18 MN Nonprofits To Get Free Websites From The Nerdery

The Nerdery and volunteer Web professionals have already donated $4 million worth of free web-development services to nonprofits since the program began in 2008

Twin Cities Business magazine, by Kevin Mahoney

The Nerdery is preparing for another “Overnight Web Site Challenge”—a program through which the company and volunteers build free websites for nonprofit organizations within a 24-hour period.

The Bloomington-based Web development firm announced Wednesday the 30 nonprofits throughout the Twin Cities, Chicago, and now Kansas City, that were chosen to receive “game-changing websites” pro-bono. The challenge came to Illinois in 2011 and for the first time has expanded to Missouri this year.

According to the Nerdery, the normal billing rate for the services of its “nerds” for 24 hours tends to be unaffordable for many nonprofits. Since 2008, the firm said the overnight challenge has donated more than $4 million in services to 114 nonprofits in Illinois and Minnesota.

This year, 18 nonprofits will receive Web help by 18 teams in the Twin Cities, eight nonprofits will receive help from eight teams in Chicago, and four nonprofits will receive help by four teams in Kansas City. The Nerdery has 400 employees in the Twin Cities, 40 in Chicago, and 20 in Kansas City.

The nonprofits selected in Minnesota include Dakota City Heritage Village, Dispute Resolution Center, Dragon Divas, Everybody Wins, Free Bikes 4 Kidz, Fresh Air KFAI, Home For Life, Metro Blooms, Metropolitan Opera National Council Auditions Upper Midwest Region, Minnesota Astronomical Society, Minnesota Boxer Rescue, Minnesota Public Interest Research Group, MVNA, North Metro Pediatrics, Quatrefoil Library, Sexual Violence Center, Venture Academy, and Women Of Nations.

According to the Nerdery, eligible nonprofits applied for the opportunity by “articulating their vision of how nerds could further their organization’s mission through better use of interactive technology.”

The teams are equipped with skills to build a website, including front-end development, back-end development, project management, digital/content strategy, user experience design, graphic design, and quality assurance engineering.

As an extra twist, neither the nonprofits nor the teams know who they’ll be paired with until the 24-hour countdown begins at 9 a.m. on April 12.

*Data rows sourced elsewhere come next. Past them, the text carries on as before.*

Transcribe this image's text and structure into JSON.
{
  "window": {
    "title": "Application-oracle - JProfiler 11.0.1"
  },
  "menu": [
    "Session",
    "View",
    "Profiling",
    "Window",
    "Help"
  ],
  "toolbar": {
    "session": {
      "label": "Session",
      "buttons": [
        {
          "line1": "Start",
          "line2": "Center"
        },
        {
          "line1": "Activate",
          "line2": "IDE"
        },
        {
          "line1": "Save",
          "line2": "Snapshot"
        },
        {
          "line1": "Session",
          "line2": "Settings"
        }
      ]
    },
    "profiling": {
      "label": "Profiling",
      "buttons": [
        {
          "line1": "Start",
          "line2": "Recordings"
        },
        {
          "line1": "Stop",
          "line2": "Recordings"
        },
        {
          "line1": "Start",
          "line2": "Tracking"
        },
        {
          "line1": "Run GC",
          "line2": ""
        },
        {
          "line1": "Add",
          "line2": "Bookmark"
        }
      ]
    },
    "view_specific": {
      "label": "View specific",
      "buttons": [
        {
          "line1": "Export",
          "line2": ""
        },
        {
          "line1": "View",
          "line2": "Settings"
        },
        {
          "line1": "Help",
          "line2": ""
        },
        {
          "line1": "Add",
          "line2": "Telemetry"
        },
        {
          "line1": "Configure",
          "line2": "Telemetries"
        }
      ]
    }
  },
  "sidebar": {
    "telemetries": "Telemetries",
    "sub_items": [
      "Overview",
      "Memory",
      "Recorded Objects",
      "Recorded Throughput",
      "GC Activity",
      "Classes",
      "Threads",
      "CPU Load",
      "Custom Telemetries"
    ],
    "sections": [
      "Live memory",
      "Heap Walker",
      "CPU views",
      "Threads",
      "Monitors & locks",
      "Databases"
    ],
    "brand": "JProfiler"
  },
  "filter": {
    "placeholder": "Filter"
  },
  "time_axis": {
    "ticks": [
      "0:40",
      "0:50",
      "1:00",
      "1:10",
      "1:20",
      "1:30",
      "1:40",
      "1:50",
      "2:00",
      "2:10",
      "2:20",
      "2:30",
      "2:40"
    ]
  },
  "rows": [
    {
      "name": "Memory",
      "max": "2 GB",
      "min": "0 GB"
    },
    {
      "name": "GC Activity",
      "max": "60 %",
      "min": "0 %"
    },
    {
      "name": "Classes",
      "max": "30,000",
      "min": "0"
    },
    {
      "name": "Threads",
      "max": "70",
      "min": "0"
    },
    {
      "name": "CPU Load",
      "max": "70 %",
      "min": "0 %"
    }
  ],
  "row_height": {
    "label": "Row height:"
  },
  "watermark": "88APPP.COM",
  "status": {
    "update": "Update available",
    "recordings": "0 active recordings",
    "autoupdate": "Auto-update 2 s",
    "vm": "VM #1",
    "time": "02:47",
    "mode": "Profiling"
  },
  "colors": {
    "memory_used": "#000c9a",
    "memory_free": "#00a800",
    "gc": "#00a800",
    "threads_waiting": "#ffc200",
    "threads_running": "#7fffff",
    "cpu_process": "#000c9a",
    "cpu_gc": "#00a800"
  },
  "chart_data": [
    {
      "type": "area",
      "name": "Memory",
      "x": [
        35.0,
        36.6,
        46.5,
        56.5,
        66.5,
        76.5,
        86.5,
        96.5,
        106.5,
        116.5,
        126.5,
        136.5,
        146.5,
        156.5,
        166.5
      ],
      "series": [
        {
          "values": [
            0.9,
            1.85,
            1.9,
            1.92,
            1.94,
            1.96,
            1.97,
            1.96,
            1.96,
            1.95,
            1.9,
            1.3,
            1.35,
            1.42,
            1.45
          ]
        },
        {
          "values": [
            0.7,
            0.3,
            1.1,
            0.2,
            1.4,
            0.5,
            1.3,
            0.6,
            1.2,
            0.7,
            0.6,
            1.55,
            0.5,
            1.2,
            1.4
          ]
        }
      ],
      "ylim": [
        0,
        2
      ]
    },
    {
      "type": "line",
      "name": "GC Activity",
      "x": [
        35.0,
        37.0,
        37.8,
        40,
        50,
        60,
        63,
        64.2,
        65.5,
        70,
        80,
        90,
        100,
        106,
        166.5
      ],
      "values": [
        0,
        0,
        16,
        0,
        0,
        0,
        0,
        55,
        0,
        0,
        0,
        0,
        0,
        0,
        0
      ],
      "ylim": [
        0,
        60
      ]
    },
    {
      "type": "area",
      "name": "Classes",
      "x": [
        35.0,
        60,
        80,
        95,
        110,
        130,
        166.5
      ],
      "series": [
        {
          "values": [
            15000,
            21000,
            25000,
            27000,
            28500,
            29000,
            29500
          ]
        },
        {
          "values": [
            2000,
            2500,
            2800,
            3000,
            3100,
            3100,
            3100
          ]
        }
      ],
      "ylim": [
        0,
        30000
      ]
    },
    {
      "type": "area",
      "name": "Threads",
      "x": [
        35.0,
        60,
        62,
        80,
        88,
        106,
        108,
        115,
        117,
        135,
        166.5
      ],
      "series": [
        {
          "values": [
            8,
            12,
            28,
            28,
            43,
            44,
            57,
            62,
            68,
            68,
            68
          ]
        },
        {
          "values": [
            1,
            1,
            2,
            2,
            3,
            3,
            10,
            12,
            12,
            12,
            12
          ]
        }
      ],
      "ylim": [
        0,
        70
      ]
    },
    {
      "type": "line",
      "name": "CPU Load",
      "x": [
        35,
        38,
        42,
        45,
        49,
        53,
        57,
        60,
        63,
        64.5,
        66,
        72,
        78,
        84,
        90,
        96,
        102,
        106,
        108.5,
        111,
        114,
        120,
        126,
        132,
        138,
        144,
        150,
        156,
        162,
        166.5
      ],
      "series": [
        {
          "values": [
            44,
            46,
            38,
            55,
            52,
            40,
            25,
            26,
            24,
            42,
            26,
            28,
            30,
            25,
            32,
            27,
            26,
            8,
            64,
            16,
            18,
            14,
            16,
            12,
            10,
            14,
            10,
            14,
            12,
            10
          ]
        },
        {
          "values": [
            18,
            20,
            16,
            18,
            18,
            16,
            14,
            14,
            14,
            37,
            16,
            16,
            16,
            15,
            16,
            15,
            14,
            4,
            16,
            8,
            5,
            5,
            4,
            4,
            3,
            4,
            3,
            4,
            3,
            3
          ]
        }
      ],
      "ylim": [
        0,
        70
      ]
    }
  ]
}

On the following Sunday, during the final few hours of the challenge, an independent panel of judges will begin assessing the work of the development teams. “Web Challenge Awards” are then given out to the top teams later in April, recognizing skills in different categories like functionality, impact, and “Best in Show.”